Back in its glory days, Route 66 began in Chicago and ended along the bluffs overlooking the Pacific, a 2,451-mile journey through farmlands, plains, and desert. The highway crossed the Colorado River and entered California, then after a long stretch through the Mojave (where an extensive section can still be driven) reached the Inland Empire.
In Victorville, the California Route 66 Museum tells the story of the iconic Mother Road through rare artifacts—from a vintage neon motel sign to remnants from Hulaville, a former folk art site on the road. You’ll also find historic restaurants along surviving sections of Route 66. Not far from the museum, there’s Emma Jean’s Holland Burger Cafe, home to a famous patty melt. While in San Bernardino, the Mitla Cafe opened in 1937 and still serves such classics its home-style menudo, a traditional Mexican soup. And be sure to keep your eyes open for iconic Route 66 landmarks, especially the tepee-shaped rooms at San Bernardino’s Wigwam Motel.
This manicured complex snugged up against the pink-hued Santa Rosa Mountains is best known for world-class golf . Outstanding courses, designed by legendary players such as Tom Fazio, Greg Norman, and Jack Nicklaus, include the legendary PGA West Golf Club & Resort, Silverrock Resort, and The Quarry at La Quinta, as well as the five championship courses within La Quinta Resort. Tennis anyone? La Quinta is also ranked among the country’s top tennis resorts. It’s great for families and pets too: collections of hacienda-style rooms all center around a series of intimate swimming pools, and the peaceful spa offers (we’re not kidding) canine massages.

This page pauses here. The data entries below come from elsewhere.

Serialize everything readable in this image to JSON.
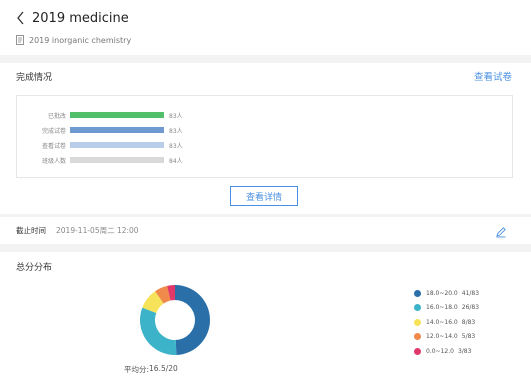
{
  "header": {
    "title": "2019 medicine",
    "subtitle": "2019 inorganic chemistry"
  },
  "completion": {
    "section_title": "完成情况",
    "view_paper_link": "查看试卷",
    "bars": [
      {
        "label": "已批改",
        "value_text": "83人",
        "fill": 1.0,
        "color": "#52c06a"
      },
      {
        "label": "完成试卷",
        "value_text": "83人",
        "fill": 1.0,
        "color": "#6f9ad1"
      },
      {
        "label": "查看试卷",
        "value_text": "83人",
        "fill": 1.0,
        "color": "#b7cde9"
      },
      {
        "label": "班级人数",
        "value_text": "84人",
        "fill": 1.0,
        "color": "#d9d9d9"
      }
    ],
    "detail_button": "查看详情"
  },
  "deadline": {
    "label": "截止时间",
    "value": "2019-11-05周二 12:00"
  },
  "score_distribution": {
    "section_title": "总分分布",
    "average_label": "平均分:",
    "average_value": "16.5/20"
  },
  "chart_data": {
    "type": "pie",
    "donut": true,
    "total": 83,
    "slices": [
      {
        "range": "18.0~20.0",
        "count_text": "41/83",
        "value": 41,
        "color": "#2a6fa8"
      },
      {
        "range": "16.0~18.0",
        "count_text": "26/83",
        "value": 26,
        "color": "#3db3c9"
      },
      {
        "range": "14.0~16.0",
        "count_text": "8/83",
        "value": 8,
        "color": "#f7e35a"
      },
      {
        "range": "12.0~14.0",
        "count_text": "5/83",
        "value": 5,
        "color": "#f08a4b"
      },
      {
        "range": "0.0~12.0",
        "count_text": "3/83",
        "value": 3,
        "color": "#e0386a"
      }
    ],
    "legend_position": "right"
  }
}
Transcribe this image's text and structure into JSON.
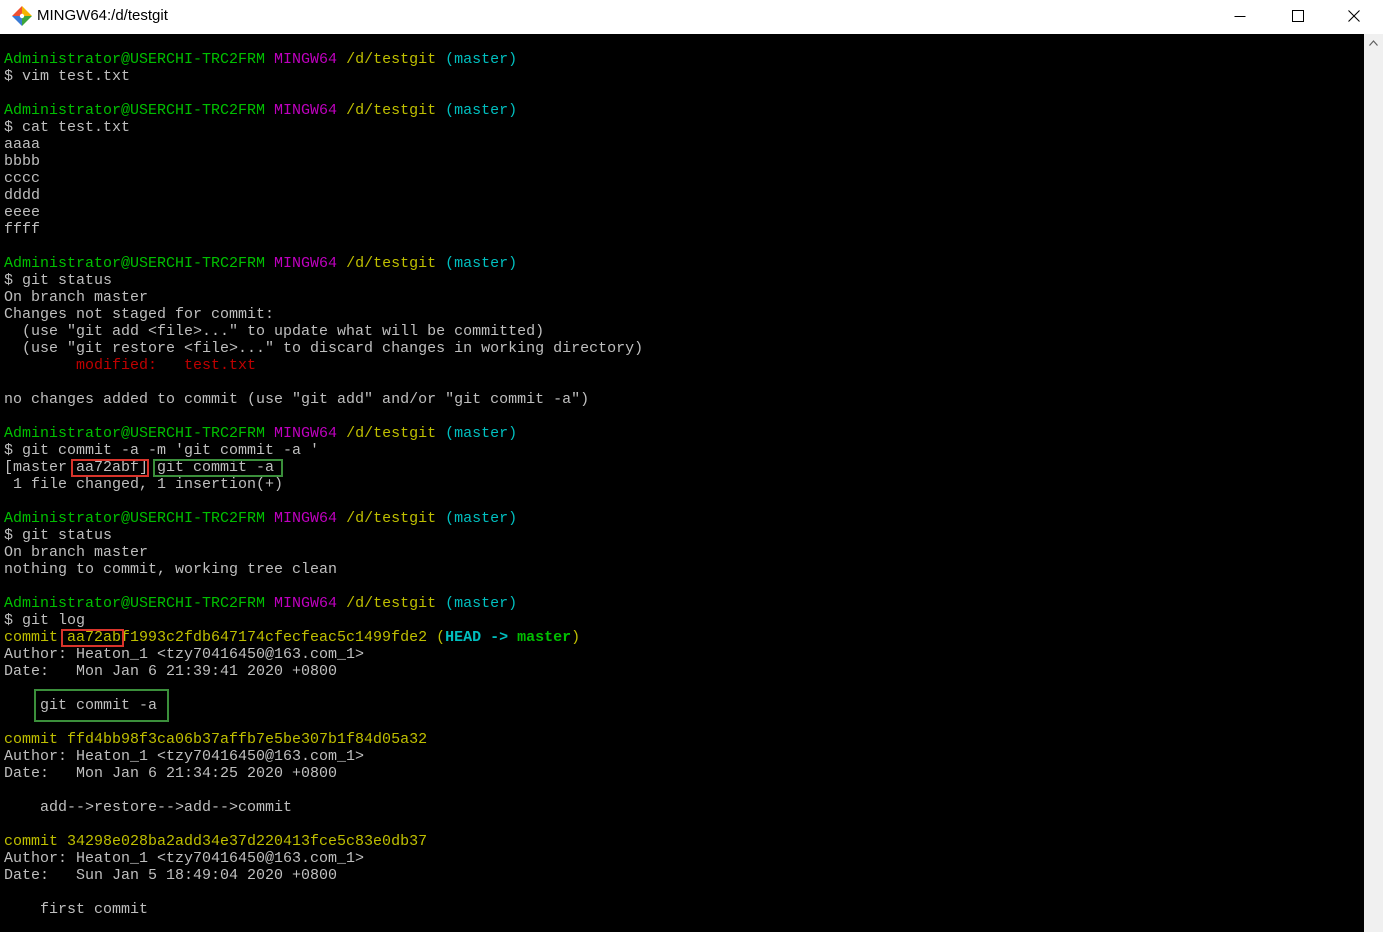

The La Quinta area also has great hiking; try the pleasant Cove to Lake Trail (5 miles/8 kilometers round-trip), or, for a strenuous tromp into spectacular desert, follow the 7.5-mile Boo Hoff Trail (be sure to carry plenty of water, and avoid the hottest times of the day). Refuel with farm-to-table dishes prepared by James Beard award–winning chef Jimmy Schmidt at Morgan’s in the Desert, or maybe just snack on a Nutella or fresh strawberry cupcake at Tiffany’s Sweet Spot. For gifts, check out La Quinta Olive Oil Company, or find a vintage bauble at As Time Goes By in La Quinta’s Old Town district.
For an intimate look at the region’s amazing desert environment, plan a visit to one of the palm canyons that lie within Agua Caliente Reservation land. All of the palm canyons—Murray, Andreas, Tahquitz (pronounced “Tah-quits”), Chino, and Palm Canyons—are beautiful, but Palm Canyon is the showstopper. Easily accessed from the end of South Palm Canyon Drive in Palm Springs, this 15-mile/24-km-long canyon is home to the world's largest stand of California Fan Palm trees—more than 3,000 palms in all.
Native Cahuilla (“Kaw-we-ah”) Indians lived in these cool, natural retreats, and Palm Canyon was a favorite resting spot. Hike along Palm Canyon Trail, moving through a serene world punctuated by birdsong the castanet-click sounds made by the palm fronds moving in the wind. Fees are charged to enter the canyons, and some offer guided tours that shed light on Native American life.